Website and app data records:
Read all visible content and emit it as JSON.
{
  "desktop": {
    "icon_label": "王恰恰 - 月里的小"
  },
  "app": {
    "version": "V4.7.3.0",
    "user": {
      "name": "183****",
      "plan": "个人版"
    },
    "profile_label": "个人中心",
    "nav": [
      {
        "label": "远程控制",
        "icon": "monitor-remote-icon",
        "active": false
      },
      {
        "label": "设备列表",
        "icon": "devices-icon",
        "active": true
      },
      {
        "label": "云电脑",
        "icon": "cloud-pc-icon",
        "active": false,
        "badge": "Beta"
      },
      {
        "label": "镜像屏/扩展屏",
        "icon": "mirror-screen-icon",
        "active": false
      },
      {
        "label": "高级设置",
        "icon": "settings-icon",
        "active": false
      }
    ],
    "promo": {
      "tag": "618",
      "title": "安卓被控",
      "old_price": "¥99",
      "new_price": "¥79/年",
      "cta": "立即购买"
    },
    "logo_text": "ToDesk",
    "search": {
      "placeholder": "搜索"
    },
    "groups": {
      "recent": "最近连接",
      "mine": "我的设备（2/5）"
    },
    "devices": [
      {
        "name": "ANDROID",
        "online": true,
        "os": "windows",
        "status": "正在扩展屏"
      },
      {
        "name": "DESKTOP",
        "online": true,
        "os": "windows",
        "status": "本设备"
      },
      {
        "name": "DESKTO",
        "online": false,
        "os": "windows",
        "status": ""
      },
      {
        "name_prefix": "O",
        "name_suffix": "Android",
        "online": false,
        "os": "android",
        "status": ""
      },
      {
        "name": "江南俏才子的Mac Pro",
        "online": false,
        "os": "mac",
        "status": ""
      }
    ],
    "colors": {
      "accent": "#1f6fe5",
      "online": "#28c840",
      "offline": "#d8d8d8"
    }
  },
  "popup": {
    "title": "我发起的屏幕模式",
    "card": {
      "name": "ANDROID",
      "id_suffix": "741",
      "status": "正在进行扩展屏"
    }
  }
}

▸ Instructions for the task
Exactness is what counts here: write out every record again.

▸ Written response
Read all visible content and emit it as JSON.
{
  "desktop": {
    "icon_label": "王恰恰 - 月里的小"
  },
  "app": {
    "version": "V4.7.3.0",
    "user": {
      "name": "183****",
      "plan": "个人版"
    },
    "profile_label": "个人中心",
    "nav": [
      {
        "label": "远程控制",
        "icon": "monitor-remote-icon",
        "active": false
      },
      {
        "label": "设备列表",
        "icon": "devices-icon",
        "active": true
      },
      {
        "label": "云电脑",
        "icon": "cloud-pc-icon",
        "active": false,
        "badge": "Beta"
      },
      {
        "label": "镜像屏/扩展屏",
        "icon": "mirror-screen-icon",
        "active": false
      },
      {
        "label": "高级设置",
        "icon": "settings-icon",
        "active": false
      }
    ],
    "promo": {
      "tag": "618",
      "title": "安卓被控",
      "old_price": "¥99",
      "new_price": "¥79/年",
      "cta": "立即购买"
    },
    "logo_text": "ToDesk",
    "search": {
      "placeholder": "搜索"
    },
    "groups": {
      "recent": "最近连接",
      "mine": "我的设备（2/5）"
    },
    "devices": [
      {
        "name": "ANDROID",
        "online": true,
        "os": "windows",
        "status": "正在扩展屏"
      },
      {
        "name": "DESKTOP",
        "online": true,
        "os": "windows",
        "status": "本设备"
      },
      {
        "name": "DESKTO",
        "online": false,
        "os": "windows",
        "status": ""
      },
      {
        "name_prefix": "O",
        "name_suffix": "Android",
        "online": false,
        "os": "android",
        "status": ""
      },
      {
        "name": "江南俏才子的Mac Pro",
        "online": false,
        "os": "mac",
        "status": ""
      }
    ],
    "colors": {
      "accent": "#1f6fe5",
      "online": "#28c840",
      "offline": "#d8d8d8"
    }
  },
  "popup": {
    "title": "我发起的屏幕模式",
    "card": {
      "name": "ANDROID",
      "id_suffix": "741",
      "status": "正在进行扩展屏"
    }
  }
}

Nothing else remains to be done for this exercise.